In July 2018, after a dreaded month of GCSE examinations, I spent the first two weeks of the month in Morocco volunteering in a centre for street children known as AMESIP.

While looking for work experience and volunteering opportunities, I came across a website known as Projects-Abroad. Curious, I checked the website and looked through all the different volunteering projects they offer. Being 16 at the time, I went to the High School Specials part of the website and started to browse through the various types of opportunities they offered, as well as the different locations they reach out to. The projects had something for everyone, from medicine in Tanzania to journalism in China.

In the end, the project I chose to take on for two weeks was Care and Community with French in Morocco. I chose this one for many reasons. I have an interest in French, I like Moroccan cuisine, I like to work with children. Above all, however, was the fact that my mum approved of it because it was closer to England than Peru (for example).

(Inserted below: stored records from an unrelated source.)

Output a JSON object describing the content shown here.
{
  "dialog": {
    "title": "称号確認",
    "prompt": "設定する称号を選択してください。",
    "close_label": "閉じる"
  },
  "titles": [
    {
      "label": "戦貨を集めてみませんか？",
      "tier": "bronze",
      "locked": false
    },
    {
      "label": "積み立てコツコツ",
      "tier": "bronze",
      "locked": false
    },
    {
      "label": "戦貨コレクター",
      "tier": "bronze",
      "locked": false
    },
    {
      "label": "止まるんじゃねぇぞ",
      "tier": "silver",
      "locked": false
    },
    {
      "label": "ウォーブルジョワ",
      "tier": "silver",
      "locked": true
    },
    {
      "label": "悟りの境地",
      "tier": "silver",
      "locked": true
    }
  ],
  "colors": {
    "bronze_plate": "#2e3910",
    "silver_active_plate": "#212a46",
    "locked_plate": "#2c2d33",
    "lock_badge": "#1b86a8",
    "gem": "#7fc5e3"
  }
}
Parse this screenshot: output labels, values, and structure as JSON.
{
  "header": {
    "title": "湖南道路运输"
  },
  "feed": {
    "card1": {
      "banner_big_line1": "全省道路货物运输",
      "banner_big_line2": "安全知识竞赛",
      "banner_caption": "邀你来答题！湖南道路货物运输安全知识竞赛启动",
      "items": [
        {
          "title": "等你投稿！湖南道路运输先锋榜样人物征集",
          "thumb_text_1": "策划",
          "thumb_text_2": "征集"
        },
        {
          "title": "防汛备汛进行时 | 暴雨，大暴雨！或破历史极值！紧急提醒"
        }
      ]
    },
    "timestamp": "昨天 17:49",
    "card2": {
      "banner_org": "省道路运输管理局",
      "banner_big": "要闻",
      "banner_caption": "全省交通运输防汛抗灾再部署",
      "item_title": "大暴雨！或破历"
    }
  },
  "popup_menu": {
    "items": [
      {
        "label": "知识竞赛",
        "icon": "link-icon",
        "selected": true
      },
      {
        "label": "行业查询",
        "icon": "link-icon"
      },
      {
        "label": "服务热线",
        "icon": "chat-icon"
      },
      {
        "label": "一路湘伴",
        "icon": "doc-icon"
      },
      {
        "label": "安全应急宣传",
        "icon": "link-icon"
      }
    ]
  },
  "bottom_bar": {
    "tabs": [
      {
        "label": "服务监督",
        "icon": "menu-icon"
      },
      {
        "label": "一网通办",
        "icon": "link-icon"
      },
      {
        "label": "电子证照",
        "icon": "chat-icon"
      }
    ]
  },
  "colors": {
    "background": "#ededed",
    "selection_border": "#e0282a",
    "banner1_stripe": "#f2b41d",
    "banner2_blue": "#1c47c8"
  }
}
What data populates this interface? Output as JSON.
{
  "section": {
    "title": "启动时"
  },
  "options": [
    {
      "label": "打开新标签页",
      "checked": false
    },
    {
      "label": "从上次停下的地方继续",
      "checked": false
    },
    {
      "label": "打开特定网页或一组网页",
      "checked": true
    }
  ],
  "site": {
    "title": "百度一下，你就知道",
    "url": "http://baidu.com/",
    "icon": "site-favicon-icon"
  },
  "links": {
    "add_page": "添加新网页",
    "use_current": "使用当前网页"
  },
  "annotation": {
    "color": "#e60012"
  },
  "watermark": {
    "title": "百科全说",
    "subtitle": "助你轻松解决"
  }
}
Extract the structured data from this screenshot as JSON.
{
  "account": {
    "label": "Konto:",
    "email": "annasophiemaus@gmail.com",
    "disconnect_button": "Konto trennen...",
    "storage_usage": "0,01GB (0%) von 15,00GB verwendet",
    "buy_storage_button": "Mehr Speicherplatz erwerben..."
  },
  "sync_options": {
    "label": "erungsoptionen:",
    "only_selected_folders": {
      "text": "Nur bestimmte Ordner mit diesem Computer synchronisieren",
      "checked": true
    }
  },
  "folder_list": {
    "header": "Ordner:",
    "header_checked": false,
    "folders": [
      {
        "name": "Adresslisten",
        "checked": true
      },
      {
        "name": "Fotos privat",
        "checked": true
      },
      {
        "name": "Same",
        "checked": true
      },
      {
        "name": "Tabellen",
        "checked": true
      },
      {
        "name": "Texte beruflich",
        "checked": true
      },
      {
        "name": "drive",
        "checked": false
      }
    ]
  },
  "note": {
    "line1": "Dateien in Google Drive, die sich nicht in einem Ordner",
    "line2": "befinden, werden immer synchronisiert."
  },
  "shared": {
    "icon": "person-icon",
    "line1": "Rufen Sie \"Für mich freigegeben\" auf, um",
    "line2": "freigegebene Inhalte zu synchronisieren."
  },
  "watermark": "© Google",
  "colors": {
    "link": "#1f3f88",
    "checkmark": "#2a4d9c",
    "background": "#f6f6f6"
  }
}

All the High School Specials (for those aged 15-18) would be for two weeks, you would stay with a host family, do your volunteering in the morning and afternoon, and there would usually be some sort of evening activity as well. Weekends would be off, with a special cultural trip. In my case it was to visit Chefchaouen - the blue pearl of Morocco.

If, like me, you chose to take a language course, you would replace the morning volunteering session with a languages lesson instead. Breakfast, lunch and dinner are all provided by the host families.

Four weeks before I left for my trip, I received my project details and the details about the family I would be staying with as well as basic geographical knowledge. I would be staying in a traditional Moroccan home, with two other volunteers, in the old part of Morocco’s capital city - the Medina of Rabat.

Setting of for the project was an anxiety-affair, particularly for my mother who took every precaution and more to ensure my safety. It was a flight late at night, with a fellow volunteer on the same flight as me. It was too dark to make anything out outside, after we landed. That night, I got somewhat acquainted with my host family - the entire extended family were there to greet me! Unfortunately, I was too tired to do much else, and I went to sleep almost immediately. But not before calling my mother for the third time, at least!

The next day, a Sunday, I was able to properly introduce myself to my host family, my French ability not being the best at the time did make things rather difficult though. After one of the sweetest breakfasts I have ever had the pleasure of having (a pastry, a flatbread with honey and extremely sweet, but piping hot, Moroccan tea), one of the supervisors for our project came to collect me to meet the volunteers who had arrived as well as go on a tour of Rabat. After the tour had ended, I met my two roommates, and made quite the impression by injuring myself as soon as I introduced myself.

Once Monday arrived, I was ready to start the project. The three of us all took a language course, so we would spend the morning studying with our teachers. We went home for lunch, before being collected for our afternoon volunteering session.

It is here that I can say that, despite all the children we worked with come from disadvantaged background, they were some of the happiest, sweetest and brightest children I have ever met - and I have a 5 year old sister! I am honestly so glad that I took this opportunity, and that I was able to have what I hope is a positive effect on these children whom I only knew for two short weeks.

After finishing for the day at our placement, we would often have some sort of evening activity together - from visiting cafes to watch the World Cup together, to cooking and pottery. Each day brought a new cultural experience.

The overall experience was a complete and utter success. I made wonderful new friends, learnt about a completely new culture (for example, did you know that it is tradition to only eat couscous on Fridays?), improved my French, and just had the best time working with those children. This is something I would recommend with all my heart, and I, myself, would love to do it again.